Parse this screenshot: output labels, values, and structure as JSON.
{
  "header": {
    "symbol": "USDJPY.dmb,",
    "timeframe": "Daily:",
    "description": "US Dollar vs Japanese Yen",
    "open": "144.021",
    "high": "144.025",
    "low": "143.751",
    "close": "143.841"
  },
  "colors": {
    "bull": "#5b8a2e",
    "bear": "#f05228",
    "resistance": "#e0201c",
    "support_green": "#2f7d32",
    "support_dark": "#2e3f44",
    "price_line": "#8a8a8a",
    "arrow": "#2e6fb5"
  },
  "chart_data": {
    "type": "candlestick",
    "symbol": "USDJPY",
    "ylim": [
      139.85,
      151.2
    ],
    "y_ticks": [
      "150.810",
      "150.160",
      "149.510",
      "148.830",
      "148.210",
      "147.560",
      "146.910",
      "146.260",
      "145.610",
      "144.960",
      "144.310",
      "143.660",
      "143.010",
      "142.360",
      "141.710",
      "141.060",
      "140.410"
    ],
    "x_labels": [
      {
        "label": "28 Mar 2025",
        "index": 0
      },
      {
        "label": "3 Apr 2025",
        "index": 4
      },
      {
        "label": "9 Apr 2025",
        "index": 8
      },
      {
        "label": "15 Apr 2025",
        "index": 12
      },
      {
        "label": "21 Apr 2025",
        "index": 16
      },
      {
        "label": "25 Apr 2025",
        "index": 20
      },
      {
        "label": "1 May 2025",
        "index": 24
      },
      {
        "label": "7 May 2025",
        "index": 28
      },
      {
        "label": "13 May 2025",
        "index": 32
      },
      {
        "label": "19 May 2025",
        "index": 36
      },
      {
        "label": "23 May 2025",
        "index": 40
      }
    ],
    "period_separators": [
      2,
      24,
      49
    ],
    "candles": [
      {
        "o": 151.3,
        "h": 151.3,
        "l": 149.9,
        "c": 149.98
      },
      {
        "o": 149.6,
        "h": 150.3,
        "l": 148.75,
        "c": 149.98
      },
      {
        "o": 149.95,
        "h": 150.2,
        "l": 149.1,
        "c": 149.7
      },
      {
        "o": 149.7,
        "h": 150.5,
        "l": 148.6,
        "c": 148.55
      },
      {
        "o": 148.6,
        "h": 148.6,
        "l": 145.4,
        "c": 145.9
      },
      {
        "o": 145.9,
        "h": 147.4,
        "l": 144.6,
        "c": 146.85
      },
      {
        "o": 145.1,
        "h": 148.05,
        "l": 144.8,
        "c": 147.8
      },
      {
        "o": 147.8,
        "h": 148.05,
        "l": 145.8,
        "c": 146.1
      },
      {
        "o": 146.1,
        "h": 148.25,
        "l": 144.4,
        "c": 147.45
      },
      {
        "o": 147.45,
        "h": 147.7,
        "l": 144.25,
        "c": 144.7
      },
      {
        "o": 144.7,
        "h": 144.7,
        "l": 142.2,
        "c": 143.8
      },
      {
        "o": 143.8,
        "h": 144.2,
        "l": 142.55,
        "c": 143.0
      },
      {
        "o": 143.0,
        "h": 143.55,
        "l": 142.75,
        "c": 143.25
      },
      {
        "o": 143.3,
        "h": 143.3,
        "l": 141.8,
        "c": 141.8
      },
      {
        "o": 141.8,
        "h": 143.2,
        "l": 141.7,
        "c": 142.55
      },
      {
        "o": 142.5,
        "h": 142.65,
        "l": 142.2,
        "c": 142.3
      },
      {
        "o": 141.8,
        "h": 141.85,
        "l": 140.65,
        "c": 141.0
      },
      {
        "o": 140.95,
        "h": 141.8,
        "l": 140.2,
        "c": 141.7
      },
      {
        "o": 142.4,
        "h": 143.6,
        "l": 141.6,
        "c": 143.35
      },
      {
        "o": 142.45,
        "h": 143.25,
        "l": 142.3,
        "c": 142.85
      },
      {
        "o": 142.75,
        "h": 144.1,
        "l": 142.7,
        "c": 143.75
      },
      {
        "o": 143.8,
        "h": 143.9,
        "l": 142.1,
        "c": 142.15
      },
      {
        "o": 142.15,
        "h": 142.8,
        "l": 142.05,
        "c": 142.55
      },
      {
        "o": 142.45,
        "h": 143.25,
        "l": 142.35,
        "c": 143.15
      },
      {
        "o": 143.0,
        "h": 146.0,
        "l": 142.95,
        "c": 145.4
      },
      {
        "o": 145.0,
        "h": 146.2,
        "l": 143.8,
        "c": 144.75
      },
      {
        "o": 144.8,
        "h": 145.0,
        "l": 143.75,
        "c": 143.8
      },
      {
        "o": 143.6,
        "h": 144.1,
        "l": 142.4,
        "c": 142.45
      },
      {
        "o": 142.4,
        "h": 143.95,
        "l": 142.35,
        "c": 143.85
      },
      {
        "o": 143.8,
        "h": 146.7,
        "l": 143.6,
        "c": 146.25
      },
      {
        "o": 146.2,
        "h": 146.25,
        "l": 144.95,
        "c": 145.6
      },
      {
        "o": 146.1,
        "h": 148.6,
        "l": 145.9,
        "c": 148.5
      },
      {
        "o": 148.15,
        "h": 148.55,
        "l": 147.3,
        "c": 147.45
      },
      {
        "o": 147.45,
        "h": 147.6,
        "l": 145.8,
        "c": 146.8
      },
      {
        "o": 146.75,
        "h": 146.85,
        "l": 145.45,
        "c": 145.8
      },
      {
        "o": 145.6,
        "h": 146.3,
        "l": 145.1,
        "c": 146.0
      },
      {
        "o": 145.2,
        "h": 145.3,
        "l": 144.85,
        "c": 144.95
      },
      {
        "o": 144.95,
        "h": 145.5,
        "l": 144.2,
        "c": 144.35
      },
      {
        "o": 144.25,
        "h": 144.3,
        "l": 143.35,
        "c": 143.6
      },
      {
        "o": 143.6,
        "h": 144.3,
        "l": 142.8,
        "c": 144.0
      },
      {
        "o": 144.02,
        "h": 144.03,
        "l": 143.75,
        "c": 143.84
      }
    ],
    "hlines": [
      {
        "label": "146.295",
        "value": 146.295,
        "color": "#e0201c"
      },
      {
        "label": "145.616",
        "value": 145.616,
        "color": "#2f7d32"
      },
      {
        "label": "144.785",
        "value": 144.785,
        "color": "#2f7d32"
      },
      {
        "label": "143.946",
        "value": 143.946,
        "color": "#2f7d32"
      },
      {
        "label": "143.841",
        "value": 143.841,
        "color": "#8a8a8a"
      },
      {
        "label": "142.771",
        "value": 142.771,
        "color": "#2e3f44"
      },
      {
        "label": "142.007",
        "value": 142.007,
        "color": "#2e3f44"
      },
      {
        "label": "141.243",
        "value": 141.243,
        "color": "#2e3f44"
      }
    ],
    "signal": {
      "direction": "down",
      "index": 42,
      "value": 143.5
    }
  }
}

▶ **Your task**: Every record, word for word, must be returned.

▶ **Answer section**:
Parse this screenshot: output labels, values, and structure as JSON.
{
  "header": {
    "symbol": "USDJPY.dmb,",
    "timeframe": "Daily:",
    "description": "US Dollar vs Japanese Yen",
    "open": "144.021",
    "high": "144.025",
    "low": "143.751",
    "close": "143.841"
  },
  "colors": {
    "bull": "#5b8a2e",
    "bear": "#f05228",
    "resistance": "#e0201c",
    "support_green": "#2f7d32",
    "support_dark": "#2e3f44",
    "price_line": "#8a8a8a",
    "arrow": "#2e6fb5"
  },
  "chart_data": {
    "type": "candlestick",
    "symbol": "USDJPY",
    "ylim": [
      139.85,
      151.2
    ],
    "y_ticks": [
      "150.810",
      "150.160",
      "149.510",
      "148.830",
      "148.210",
      "147.560",
      "146.910",
      "146.260",
      "145.610",
      "144.960",
      "144.310",
      "143.660",
      "143.010",
      "142.360",
      "141.710",
      "141.060",
      "140.410"
    ],
    "x_labels": [
      {
        "label": "28 Mar 2025",
        "index": 0
      },
      {
        "label": "3 Apr 2025",
        "index": 4
      },
      {
        "label": "9 Apr 2025",
        "index": 8
      },
      {
        "label": "15 Apr 2025",
        "index": 12
      },
      {
        "label": "21 Apr 2025",
        "index": 16
      },
      {
        "label": "25 Apr 2025",
        "index": 20
      },
      {
        "label": "1 May 2025",
        "index": 24
      },
      {
        "label": "7 May 2025",
        "index": 28
      },
      {
        "label": "13 May 2025",
        "index": 32
      },
      {
        "label": "19 May 2025",
        "index": 36
      },
      {
        "label": "23 May 2025",
        "index": 40
      }
    ],
    "period_separators": [
      2,
      24,
      49
    ],
    "candles": [
      {
        "o": 151.3,
        "h": 151.3,
        "l": 149.9,
        "c": 149.98
      },
      {
        "o": 149.6,
        "h": 150.3,
        "l": 148.75,
        "c": 149.98
      },
      {
        "o": 149.95,
        "h": 150.2,
        "l": 149.1,
        "c": 149.7
      },
      {
        "o": 149.7,
        "h": 150.5,
        "l": 148.6,
        "c": 148.55
      },
      {
        "o": 148.6,
        "h": 148.6,
        "l": 145.4,
        "c": 145.9
      },
      {
        "o": 145.9,
        "h": 147.4,
        "l": 144.6,
        "c": 146.85
      },
      {
        "o": 145.1,
        "h": 148.05,
        "l": 144.8,
        "c": 147.8
      },
      {
        "o": 147.8,
        "h": 148.05,
        "l": 145.8,
        "c": 146.1
      },
      {
        "o": 146.1,
        "h": 148.25,
        "l": 144.4,
        "c": 147.45
      },
      {
        "o": 147.45,
        "h": 147.7,
        "l": 144.25,
        "c": 144.7
      },
      {
        "o": 144.7,
        "h": 144.7,
        "l": 142.2,
        "c": 143.8
      },
      {
        "o": 143.8,
        "h": 144.2,
        "l": 142.55,
        "c": 143.0
      },
      {
        "o": 143.0,
        "h": 143.55,
        "l": 142.75,
        "c": 143.25
      },
      {
        "o": 143.3,
        "h": 143.3,
        "l": 141.8,
        "c": 141.8
      },
      {
        "o": 141.8,
        "h": 143.2,
        "l": 141.7,
        "c": 142.55
      },
      {
        "o": 142.5,
        "h": 142.65,
        "l": 142.2,
        "c": 142.3
      },
      {
        "o": 141.8,
        "h": 141.85,
        "l": 140.65,
        "c": 141.0
      },
      {
        "o": 140.95,
        "h": 141.8,
        "l": 140.2,
        "c": 141.7
      },
      {
        "o": 142.4,
        "h": 143.6,
        "l": 141.6,
        "c": 143.35
      },
      {
        "o": 142.45,
        "h": 143.25,
        "l": 142.3,
        "c": 142.85
      },
      {
        "o": 142.75,
        "h": 144.1,
        "l": 142.7,
        "c": 143.75
      },
      {
        "o": 143.8,
        "h": 143.9,
        "l": 142.1,
        "c": 142.15
      },
      {
        "o": 142.15,
        "h": 142.8,
        "l": 142.05,
        "c": 142.55
      },
      {
        "o": 142.45,
        "h": 143.25,
        "l": 142.35,
        "c": 143.15
      },
      {
        "o": 143.0,
        "h": 146.0,
        "l": 142.95,
        "c": 145.4
      },
      {
        "o": 145.0,
        "h": 146.2,
        "l": 143.8,
        "c": 144.75
      },
      {
        "o": 144.8,
        "h": 145.0,
        "l": 143.75,
        "c": 143.8
      },
      {
        "o": 143.6,
        "h": 144.1,
        "l": 142.4,
        "c": 142.45
      },
      {
        "o": 142.4,
        "h": 143.95,
        "l": 142.35,
        "c": 143.85
      },
      {
        "o": 143.8,
        "h": 146.7,
        "l": 143.6,
        "c": 146.25
      },
      {
        "o": 146.2,
        "h": 146.25,
        "l": 144.95,
        "c": 145.6
      },
      {
        "o": 146.1,
        "h": 148.6,
        "l": 145.9,
        "c": 148.5
      },
      {
        "o": 148.15,
        "h": 148.55,
        "l": 147.3,
        "c": 147.45
      },
      {
        "o": 147.45,
        "h": 147.6,
        "l": 145.8,
        "c": 146.8
      },
      {
        "o": 146.75,
        "h": 146.85,
        "l": 145.45,
        "c": 145.8
      },
      {
        "o": 145.6,
        "h": 146.3,
        "l": 145.1,
        "c": 146.0
      },
      {
        "o": 145.2,
        "h": 145.3,
        "l": 144.85,
        "c": 144.95
      },
      {
        "o": 144.95,
        "h": 145.5,
        "l": 144.2,
        "c": 144.35
      },
      {
        "o": 144.25,
        "h": 144.3,
        "l": 143.35,
        "c": 143.6
      },
      {
        "o": 143.6,
        "h": 144.3,
        "l": 142.8,
        "c": 144.0
      },
      {
        "o": 144.02,
        "h": 144.03,
        "l": 143.75,
        "c": 143.84
      }
    ],
    "hlines": [
      {
        "label": "146.295",
        "value": 146.295,
        "color": "#e0201c"
      },
      {
        "label": "145.616",
        "value": 145.616,
        "color": "#2f7d32"
      },
      {
        "label": "144.785",
        "value": 144.785,
        "color": "#2f7d32"
      },
      {
        "label": "143.946",
        "value": 143.946,
        "color": "#2f7d32"
      },
      {
        "label": "143.841",
        "value": 143.841,
        "color": "#8a8a8a"
      },
      {
        "label": "142.771",
        "value": 142.771,
        "color": "#2e3f44"
      },
      {
        "label": "142.007",
        "value": 142.007,
        "color": "#2e3f44"
      },
      {
        "label": "141.243",
        "value": 141.243,
        "color": "#2e3f44"
      }
    ],
    "signal": {
      "direction": "down",
      "index": 42,
      "value": 143.5
    }
  }
}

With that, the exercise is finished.